Throughout this blog there has been a common theme, the disregard and disdain with which Ambulance Victoria treats its staff.
With the enterprise bargaining period now terminated paramedics can no longer speak out, for fear of being hunted and subject to disciplinary action.
Well as a wife I am not subject to your polices and procedures of fear, so I will be speaking out in the vague hope that someone will listen.
With the recent acknowledgement by the coroner that paramedics kill themselves at least four times greater than the general public, and that more paramedics may have problems with psychological injuries and addiction AV has sought to introduce a drug policy.
Does this policy seek to address the welfare of the paramedics serving in the organisation, nope. Its all about image, so that the management can say how tough they are on drugs.
While I will have more to say in coming weeks, let me give you an example of thee care provided around the issue of drugs.
What happens when a paramedic is accused of drug abuse is they are met at their branch by their Group Manager and stood down. This means they are isolated from branch their access cards are removed and even their email access is revoked.
A urine test is then demanded and if the paramedic has any concerns they are simply bullied and threatened. They are not told how they came to be suspect, they are refused any information as to any accusations that may have been made against them, they are simply made to pee in a cup and told to go home and not come back until they are contacted.
They effectively have no rights, certainly less than most accused in the judicial system who are at least allowed to know the nature of the accusations against them. Otherwise how are they supposed to defend themselves. Lawyers call this natural justice, apparently paramedics are not entitled to this.
Recently a paramedic was stood down, a drug test demanded. The paramedic complied simply as they believed it was the fastest way of sorting this out.
When the drug test came back clear, the paramedic told the Group Manager exactly what they thought of the procedure as it stood.
The Group Manager was so incensed at being told this that AV’s peer support was involved to soothe their hurt feelings.

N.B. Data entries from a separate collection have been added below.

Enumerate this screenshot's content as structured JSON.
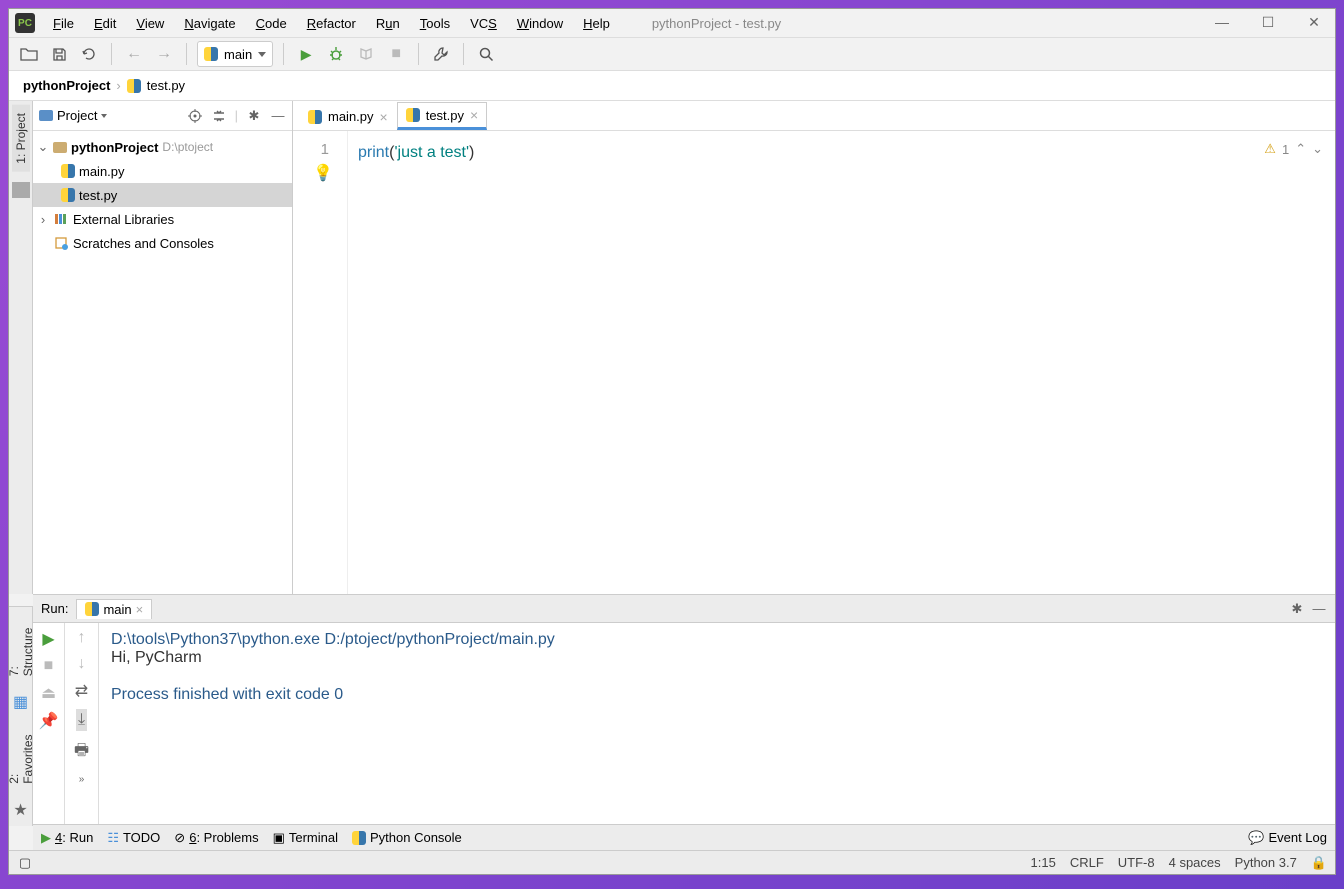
{
  "title": "pythonProject - test.py",
  "menus": [
    "File",
    "Edit",
    "View",
    "Navigate",
    "Code",
    "Refactor",
    "Run",
    "Tools",
    "VCS",
    "Window",
    "Help"
  ],
  "menus_underline": [
    "F",
    "E",
    "V",
    "N",
    "C",
    "R",
    "R",
    "T",
    "S",
    "W",
    "H"
  ],
  "toolbar": {
    "config": "main"
  },
  "breadcrumb": {
    "project": "pythonProject",
    "file": "test.py"
  },
  "sidebar": {
    "title": "Project",
    "root": {
      "name": "pythonProject",
      "path": "D:\\ptoject"
    },
    "files": [
      "main.py",
      "test.py"
    ],
    "external": "External Libraries",
    "scratches": "Scratches and Consoles"
  },
  "tabs": [
    {
      "name": "main.py",
      "active": false
    },
    {
      "name": "test.py",
      "active": true
    }
  ],
  "editor": {
    "line": "1",
    "code": {
      "fn": "print",
      "p1": "(",
      "str": "'just a test'",
      "p2": ")"
    },
    "inspection": {
      "warn": "1"
    }
  },
  "run": {
    "label": "Run:",
    "tab": "main",
    "cmd": "D:\\tools\\Python37\\python.exe D:/ptoject/pythonProject/main.py",
    "out": "Hi, PyCharm",
    "proc": "Process finished with exit code 0"
  },
  "tools": {
    "run": "4: Run",
    "todo": "TODO",
    "problems": "6: Problems",
    "terminal": "Terminal",
    "pyconsole": "Python Console",
    "eventlog": "Event Log"
  },
  "status": {
    "pos": "1:15",
    "eol": "CRLF",
    "enc": "UTF-8",
    "indent": "4 spaces",
    "interp": "Python 3.7"
  },
  "rails": {
    "project": "1: Project",
    "structure": "7: Structure",
    "favorites": "2: Favorites"
  }
}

Strangely, peer support (the AV counselling/mental health service) had not been been involved to this point. They had not been involved while a paramedic was accused, they had not been involved while a paramedic was systematically isolated by the management. They were not called when this paramedic was isolated at home not knowing whether their long career was over, or the police may be knocking on the door.
They were only involved to assuage a manager’s hurty feelings.
I guess that tells you where AV’s priority lies.
I think it is a very good thing that this paramedic was clearly not someone at the edge resorting to drugs to ease the pain or the outcome may have been very different. Not that that is apparently an issue as far as AV is concerned.